How many light years is Earth away from the closest outer edge of the supermassive black hole in Sagittarius A* at the center of the Milky Way? I don't mean the distance to the center of the galaxy, but to the point in the black hole's circumference where it is closest to us.

  • $\begingroup$ en.wikipedia.org/wiki/Sagittarius_A* $\endgroup$
    – Py-ser
    Commented Aug 26, 2014 at 6:28
  • $\begingroup$ I've looked at that link but I didn't find this info there; could you point me specifically to where on the page that can be found? $\endgroup$
    – seijitsu
    Commented Aug 26, 2014 at 8:48
  • $\begingroup$ Copy the link, do not just click on it: the * is not included in the link, and it send to a wrong page. $\endgroup$
    – Py-ser
    Commented Aug 26, 2014 at 9:01

1 Answer 1


As @Py-ser already said, there is the very clear information about that, although his link correctly is here.

As we can read there, the distance of this is around 25000 light years, with a precision of 1400 light years.

Normally, the size of most galaxies is around some ten thousands of light years. Compared to the black holes, their size (the diameter of their event horizon) is some kilometers (stellar black holes) or some astronomical units (some millions - hundred millions of kilometers).

Even the size of the event horizon of the greatest known black hole is around the size of the solar system, which is around some thousandth of light years.

You don't need to ask, "how far we are from the nearest edge of Sagittarius A*", you can simply ask "how far we are from Sagittarius A".

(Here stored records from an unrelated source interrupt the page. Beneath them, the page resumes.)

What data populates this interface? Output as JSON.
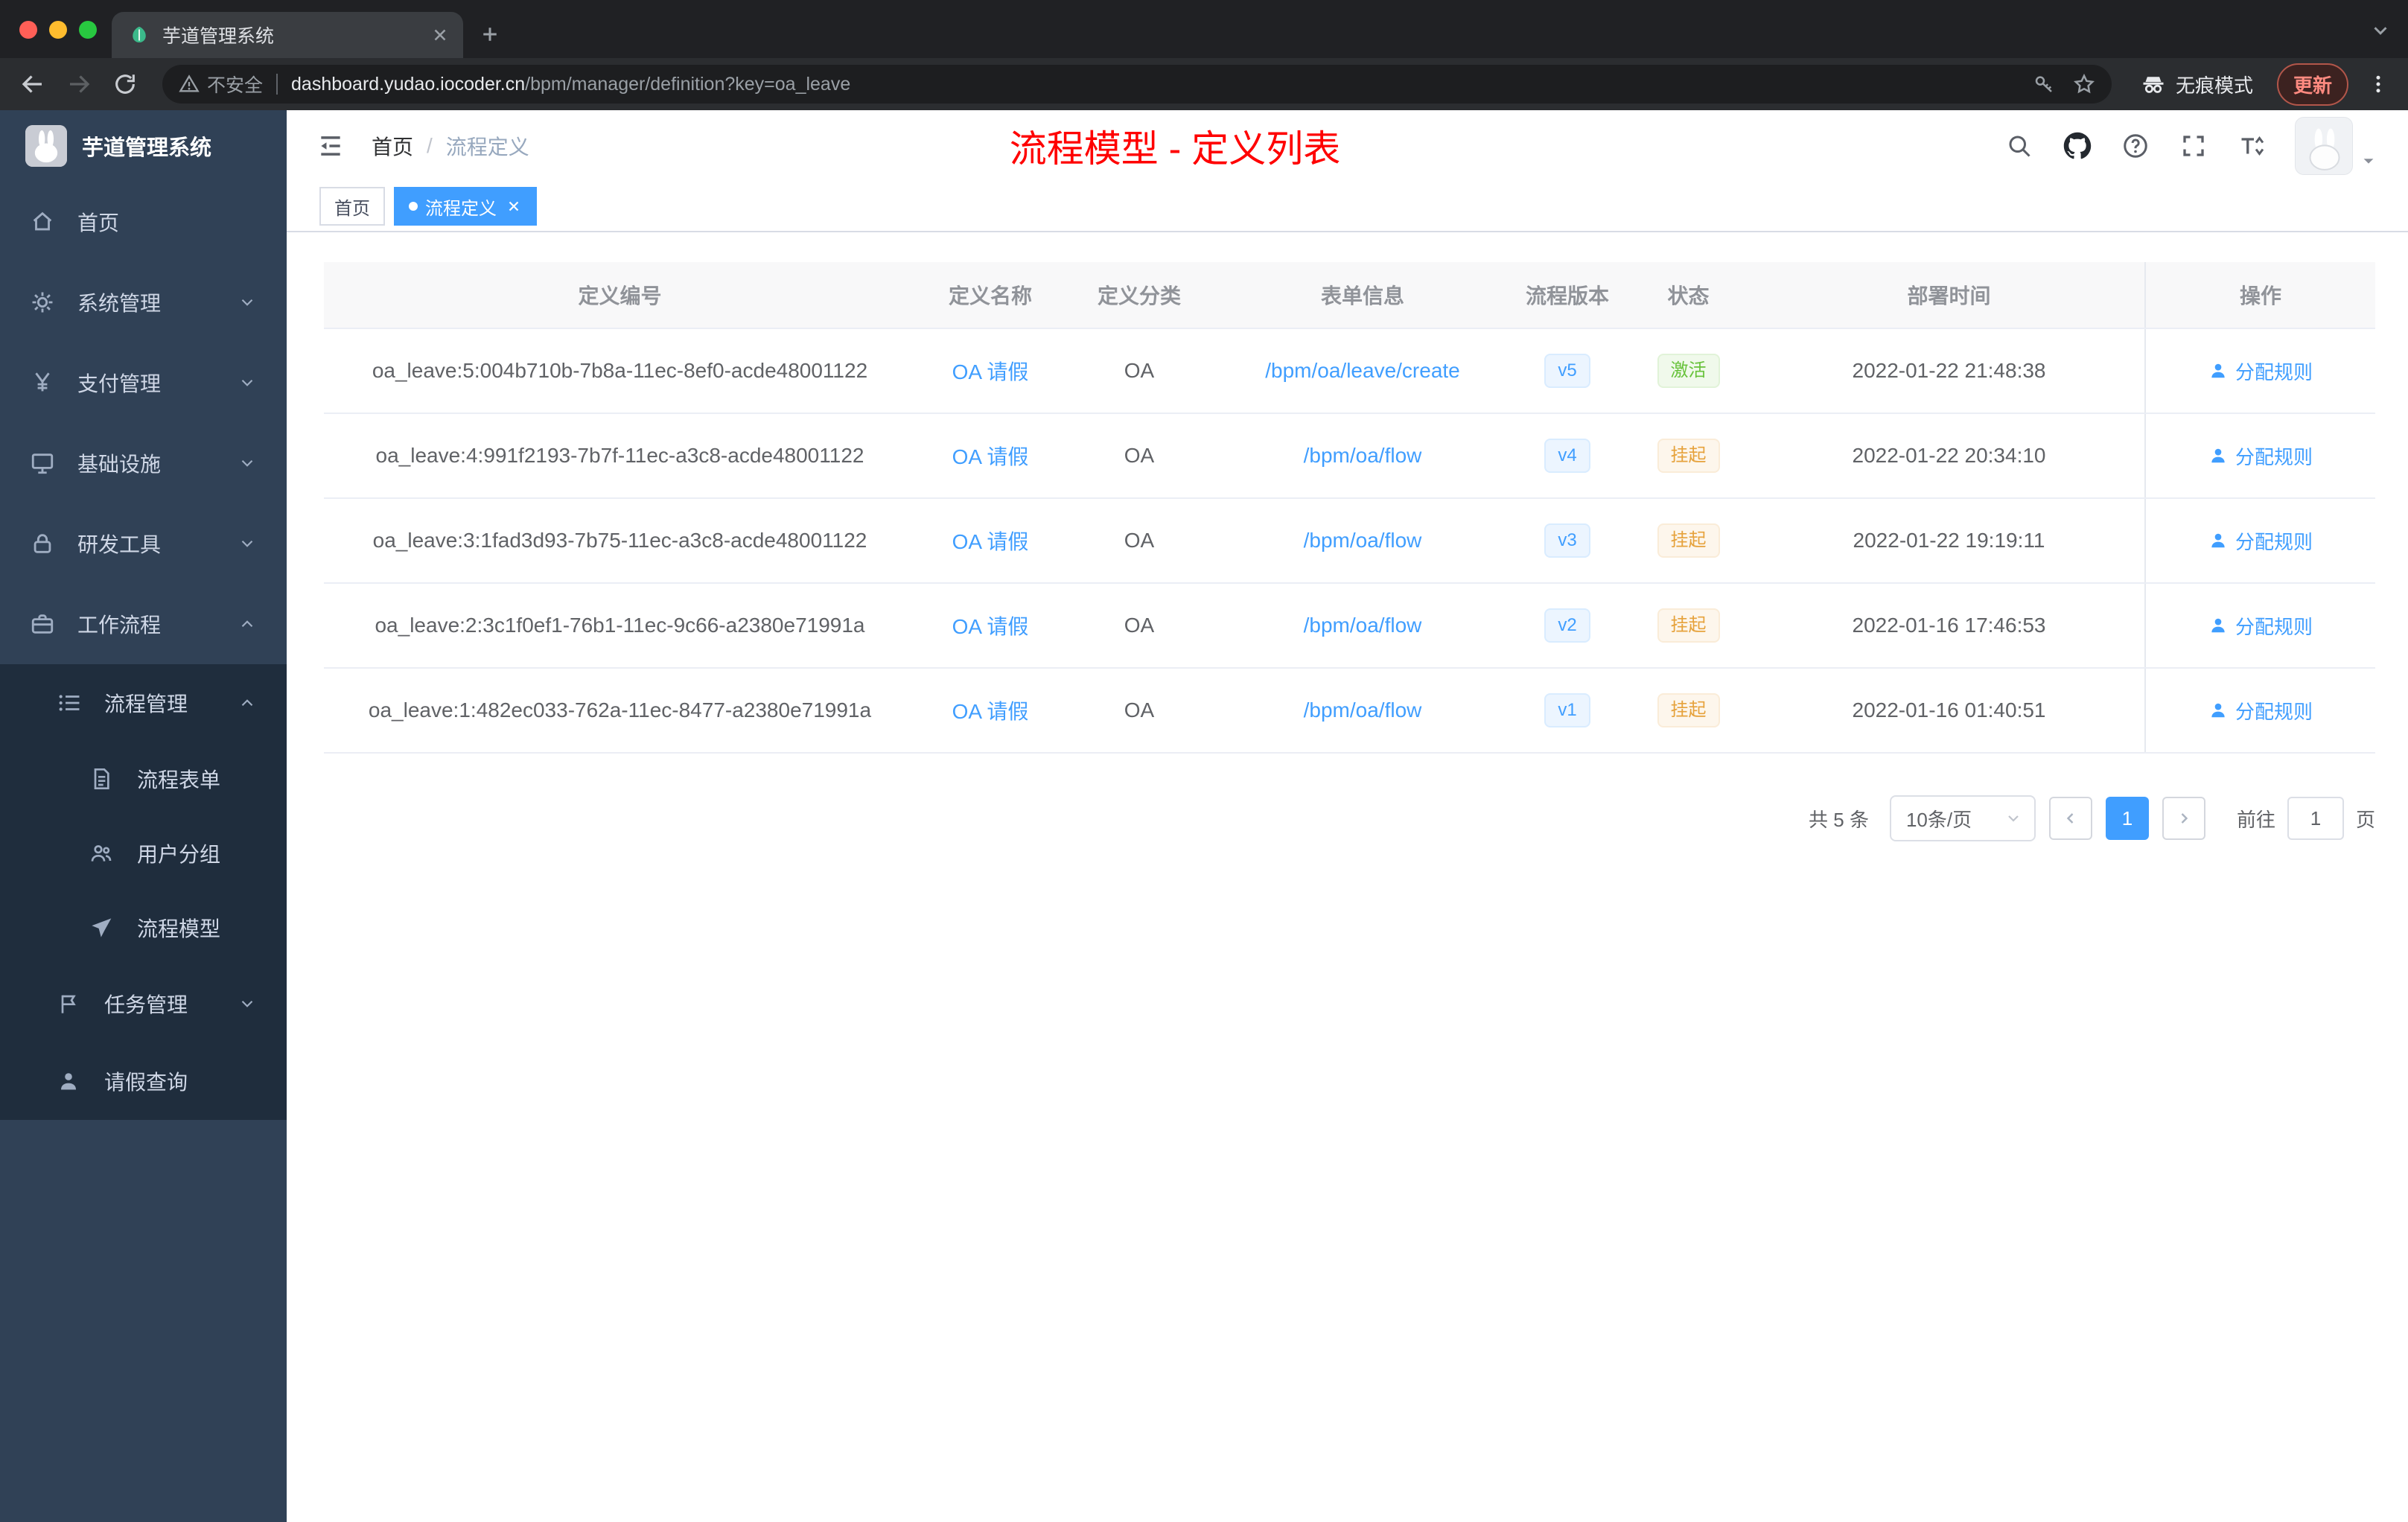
{
  "colors": {
    "primary": "#409eff",
    "success": "#67c23a",
    "warning": "#e6a23c",
    "annotation": "#ff0000",
    "sidebar_bg": "#304156",
    "submenu_bg": "#1f2d3d"
  },
  "browser": {
    "tab_title": "芋道管理系统",
    "security_label": "不安全",
    "url_host": "dashboard.yudao.iocoder.cn",
    "url_path": "/bpm/manager/definition?key=oa_leave",
    "incognito_label": "无痕模式",
    "update_label": "更新"
  },
  "sidebar": {
    "app_title": "芋道管理系统",
    "items": [
      {
        "label": "首页"
      },
      {
        "label": "系统管理"
      },
      {
        "label": "支付管理"
      },
      {
        "label": "基础设施"
      },
      {
        "label": "研发工具"
      },
      {
        "label": "工作流程"
      },
      {
        "label": "流程管理"
      },
      {
        "label": "流程表单"
      },
      {
        "label": "用户分组"
      },
      {
        "label": "流程模型"
      },
      {
        "label": "任务管理"
      },
      {
        "label": "请假查询"
      }
    ]
  },
  "header": {
    "breadcrumb_home": "首页",
    "breadcrumb_sep": "/",
    "breadcrumb_current": "流程定义",
    "annotation": "流程模型 - 定义列表"
  },
  "tags": {
    "home": "首页",
    "active": "流程定义"
  },
  "table": {
    "columns": [
      "定义编号",
      "定义名称",
      "定义分类",
      "表单信息",
      "流程版本",
      "状态",
      "部署时间",
      "操作"
    ],
    "rows": [
      {
        "id": "oa_leave:5:004b710b-7b8a-11ec-8ef0-acde48001122",
        "name": "OA 请假",
        "category": "OA",
        "form": "/bpm/oa/leave/create",
        "version": "v5",
        "status": "激活",
        "time": "2022-01-22 21:48:38",
        "action": "分配规则"
      },
      {
        "id": "oa_leave:4:991f2193-7b7f-11ec-a3c8-acde48001122",
        "name": "OA 请假",
        "category": "OA",
        "form": "/bpm/oa/flow",
        "version": "v4",
        "status": "挂起",
        "time": "2022-01-22 20:34:10",
        "action": "分配规则"
      },
      {
        "id": "oa_leave:3:1fad3d93-7b75-11ec-a3c8-acde48001122",
        "name": "OA 请假",
        "category": "OA",
        "form": "/bpm/oa/flow",
        "version": "v3",
        "status": "挂起",
        "time": "2022-01-22 19:19:11",
        "action": "分配规则"
      },
      {
        "id": "oa_leave:2:3c1f0ef1-76b1-11ec-9c66-a2380e71991a",
        "name": "OA 请假",
        "category": "OA",
        "form": "/bpm/oa/flow",
        "version": "v2",
        "status": "挂起",
        "time": "2022-01-16 17:46:53",
        "action": "分配规则"
      },
      {
        "id": "oa_leave:1:482ec033-762a-11ec-8477-a2380e71991a",
        "name": "OA 请假",
        "category": "OA",
        "form": "/bpm/oa/flow",
        "version": "v1",
        "status": "挂起",
        "time": "2022-01-16 01:40:51",
        "action": "分配规则"
      }
    ]
  },
  "pagination": {
    "total": "共 5 条",
    "page_size": "10条/页",
    "current_page": "1",
    "goto_label": "前往",
    "goto_value": "1",
    "goto_unit": "页"
  }
}
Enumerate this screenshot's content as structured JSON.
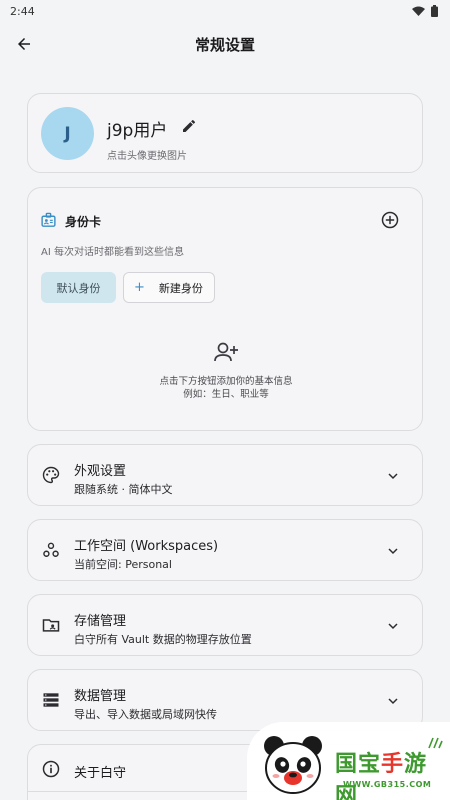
{
  "status_bar": {
    "time": "2:44"
  },
  "header": {
    "title": "常规设置"
  },
  "profile": {
    "avatar_letter": "J",
    "name": "j9p用户",
    "hint": "点击头像更换图片"
  },
  "identity": {
    "title": "身份卡",
    "description": "AI 每次对话时都能看到这些信息",
    "chips": {
      "default": "默认身份",
      "new": "新建身份",
      "new_prefix": "+"
    },
    "empty": {
      "line1": "点击下方按钮添加你的基本信息",
      "line2": "例如：生日、职业等"
    }
  },
  "settings": [
    {
      "title": "外观设置",
      "subtitle": "跟随系统 · 简体中文",
      "icon": "palette-icon"
    },
    {
      "title": "工作空间 (Workspaces)",
      "subtitle": "当前空间: Personal",
      "icon": "workspaces-icon"
    },
    {
      "title": "存储管理",
      "subtitle": "白守所有 Vault 数据的物理存放位置",
      "icon": "folder-icon"
    },
    {
      "title": "数据管理",
      "subtitle": "导出、导入数据或局域网快传",
      "icon": "storage-icon"
    }
  ],
  "about": {
    "title": "关于白守",
    "icon": "info-icon"
  },
  "watermark": {
    "brand_green": "国宝",
    "brand_red": "手",
    "brand_green2": "游网",
    "url": "WWW.GB315.COM"
  },
  "colors": {
    "accent": "#3a8ec6",
    "avatar_bg": "#a7d8ef",
    "chip_bg": "#cfe6ef",
    "background": "#f3f4f6",
    "card": "#f5f5f7"
  }
}
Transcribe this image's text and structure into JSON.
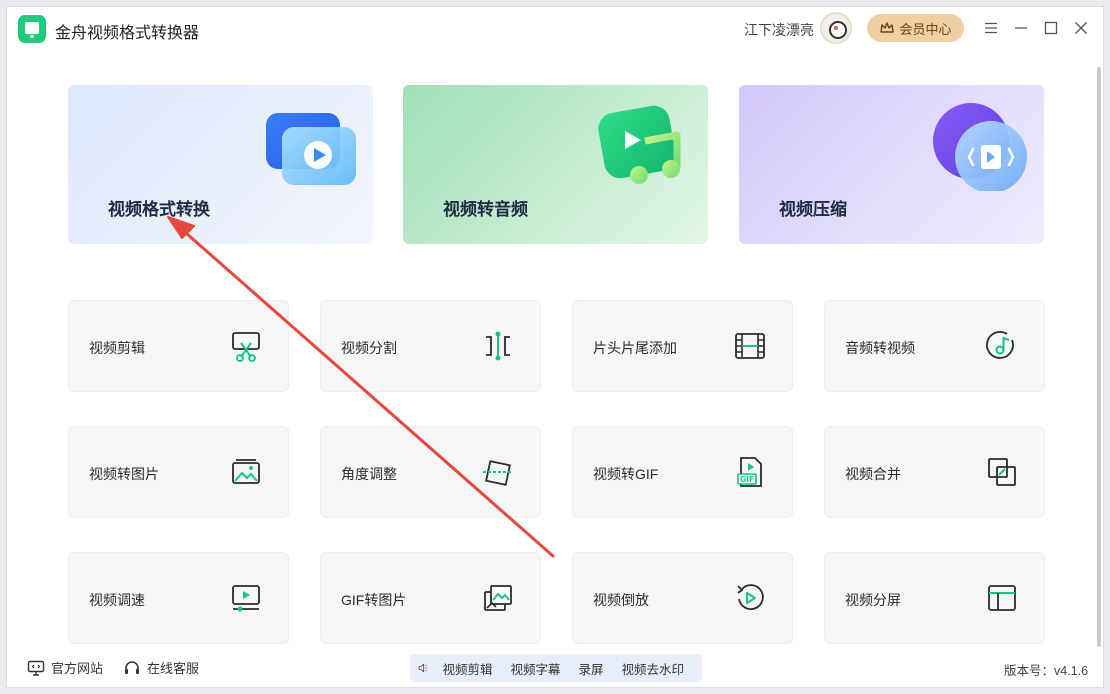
{
  "app": {
    "title": "金舟视频格式转换器"
  },
  "header": {
    "user_name": "江下凌漂亮",
    "vip_label": "会员中心"
  },
  "feature_cards": [
    {
      "label": "视频格式转换"
    },
    {
      "label": "视频转音频"
    },
    {
      "label": "视频压缩"
    }
  ],
  "tools": [
    {
      "label": "视频剪辑",
      "icon": "scissors-icon"
    },
    {
      "label": "视频分割",
      "icon": "split-icon"
    },
    {
      "label": "片头片尾添加",
      "icon": "film-strip-icon"
    },
    {
      "label": "音频转视频",
      "icon": "music-note-icon"
    },
    {
      "label": "视频转图片",
      "icon": "image-icon"
    },
    {
      "label": "角度调整",
      "icon": "rotate-frame-icon"
    },
    {
      "label": "视频转GIF",
      "icon": "gif-file-icon"
    },
    {
      "label": "视频合并",
      "icon": "merge-squares-icon"
    },
    {
      "label": "视频调速",
      "icon": "speed-screen-icon"
    },
    {
      "label": "GIF转图片",
      "icon": "gif-image-icon"
    },
    {
      "label": "视频倒放",
      "icon": "reverse-play-icon"
    },
    {
      "label": "视频分屏",
      "icon": "split-screen-icon"
    }
  ],
  "footer": {
    "website_label": "官方网站",
    "service_label": "在线客服",
    "marquee": [
      "视频剪辑",
      "视频字幕",
      "录屏",
      "视频去水印"
    ],
    "version": "版本号：v4.1.6"
  },
  "colors": {
    "accent_green": "#1fc97e",
    "arrow_red": "#e8473b",
    "vip_gold": "#f0cfa3"
  }
}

  • 1
    $\begingroup$ +1 but according to en.wikipedia.org/wiki/TON_618 the Schwarzschild radius (even horizon radius) of the most massive black holes is not about thousands of light years but about 1300 AU, which is just about one light week. $\endgroup$
    – Pere
    Commented Jul 4, 2019 at 11:39

You must log in to answer this question.

Not the answer you're looking for? Browse other questions tagged .